YOUR TASK:
List each line of the data that holds the string "title".

RECORDS FOR PROCESSING:
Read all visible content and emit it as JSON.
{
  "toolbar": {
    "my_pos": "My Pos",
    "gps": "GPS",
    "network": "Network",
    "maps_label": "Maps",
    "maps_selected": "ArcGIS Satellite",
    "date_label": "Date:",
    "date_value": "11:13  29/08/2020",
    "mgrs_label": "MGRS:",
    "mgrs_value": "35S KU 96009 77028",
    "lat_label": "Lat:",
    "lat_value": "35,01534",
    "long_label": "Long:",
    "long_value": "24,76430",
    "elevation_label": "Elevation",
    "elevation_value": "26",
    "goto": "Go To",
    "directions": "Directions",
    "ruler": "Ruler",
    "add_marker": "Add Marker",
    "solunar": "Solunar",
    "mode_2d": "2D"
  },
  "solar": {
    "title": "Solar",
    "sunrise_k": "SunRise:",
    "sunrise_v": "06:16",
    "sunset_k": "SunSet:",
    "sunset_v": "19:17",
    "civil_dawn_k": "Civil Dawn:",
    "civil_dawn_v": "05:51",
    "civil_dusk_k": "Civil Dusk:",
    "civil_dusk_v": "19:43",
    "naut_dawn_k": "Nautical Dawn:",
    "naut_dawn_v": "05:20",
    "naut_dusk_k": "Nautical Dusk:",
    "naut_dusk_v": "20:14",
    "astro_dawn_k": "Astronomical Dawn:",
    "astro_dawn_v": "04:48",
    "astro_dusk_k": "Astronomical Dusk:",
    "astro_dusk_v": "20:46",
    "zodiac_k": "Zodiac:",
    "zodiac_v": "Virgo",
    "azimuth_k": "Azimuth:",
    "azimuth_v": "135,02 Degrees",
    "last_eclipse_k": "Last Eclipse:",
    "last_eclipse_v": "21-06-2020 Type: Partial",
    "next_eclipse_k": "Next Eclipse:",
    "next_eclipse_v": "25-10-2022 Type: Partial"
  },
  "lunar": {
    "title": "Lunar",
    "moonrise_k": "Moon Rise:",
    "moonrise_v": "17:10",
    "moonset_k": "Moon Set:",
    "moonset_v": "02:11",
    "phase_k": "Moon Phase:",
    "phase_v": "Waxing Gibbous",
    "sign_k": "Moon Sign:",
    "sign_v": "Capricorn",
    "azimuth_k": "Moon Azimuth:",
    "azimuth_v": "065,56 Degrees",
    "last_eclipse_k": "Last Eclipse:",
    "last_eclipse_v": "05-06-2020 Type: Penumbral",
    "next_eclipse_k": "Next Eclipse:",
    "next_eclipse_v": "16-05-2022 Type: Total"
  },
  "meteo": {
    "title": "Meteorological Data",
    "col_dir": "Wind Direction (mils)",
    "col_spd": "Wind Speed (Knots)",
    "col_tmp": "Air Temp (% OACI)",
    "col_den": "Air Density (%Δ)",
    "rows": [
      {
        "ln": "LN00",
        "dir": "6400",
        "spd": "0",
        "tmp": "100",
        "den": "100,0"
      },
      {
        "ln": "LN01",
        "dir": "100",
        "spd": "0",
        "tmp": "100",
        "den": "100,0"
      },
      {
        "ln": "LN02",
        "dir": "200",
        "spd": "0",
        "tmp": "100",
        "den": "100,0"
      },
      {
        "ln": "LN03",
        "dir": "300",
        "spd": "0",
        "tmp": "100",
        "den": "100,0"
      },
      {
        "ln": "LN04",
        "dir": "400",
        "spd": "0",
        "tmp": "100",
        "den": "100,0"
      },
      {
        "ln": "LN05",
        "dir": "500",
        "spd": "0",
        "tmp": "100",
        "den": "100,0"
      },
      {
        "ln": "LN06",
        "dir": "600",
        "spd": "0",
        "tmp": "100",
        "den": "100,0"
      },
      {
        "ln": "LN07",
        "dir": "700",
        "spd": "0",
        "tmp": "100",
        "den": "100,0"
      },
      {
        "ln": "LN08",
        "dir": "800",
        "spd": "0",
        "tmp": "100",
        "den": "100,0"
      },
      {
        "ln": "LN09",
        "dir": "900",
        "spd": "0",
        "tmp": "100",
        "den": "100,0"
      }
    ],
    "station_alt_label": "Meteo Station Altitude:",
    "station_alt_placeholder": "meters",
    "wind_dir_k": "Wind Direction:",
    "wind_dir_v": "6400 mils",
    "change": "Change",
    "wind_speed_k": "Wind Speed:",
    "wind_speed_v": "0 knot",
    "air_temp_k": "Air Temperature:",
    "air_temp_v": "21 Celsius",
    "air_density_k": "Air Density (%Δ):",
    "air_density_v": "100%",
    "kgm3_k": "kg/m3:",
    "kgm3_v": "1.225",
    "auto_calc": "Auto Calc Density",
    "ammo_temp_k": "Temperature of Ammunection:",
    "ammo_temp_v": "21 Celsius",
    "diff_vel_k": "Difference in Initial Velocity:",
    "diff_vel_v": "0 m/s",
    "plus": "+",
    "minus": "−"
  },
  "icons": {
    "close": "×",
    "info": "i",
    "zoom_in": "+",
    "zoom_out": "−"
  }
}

RESULT OF THIS TASK:
    "title": "Solar",
    "title": "Lunar",
    "title": "Meteorological Data",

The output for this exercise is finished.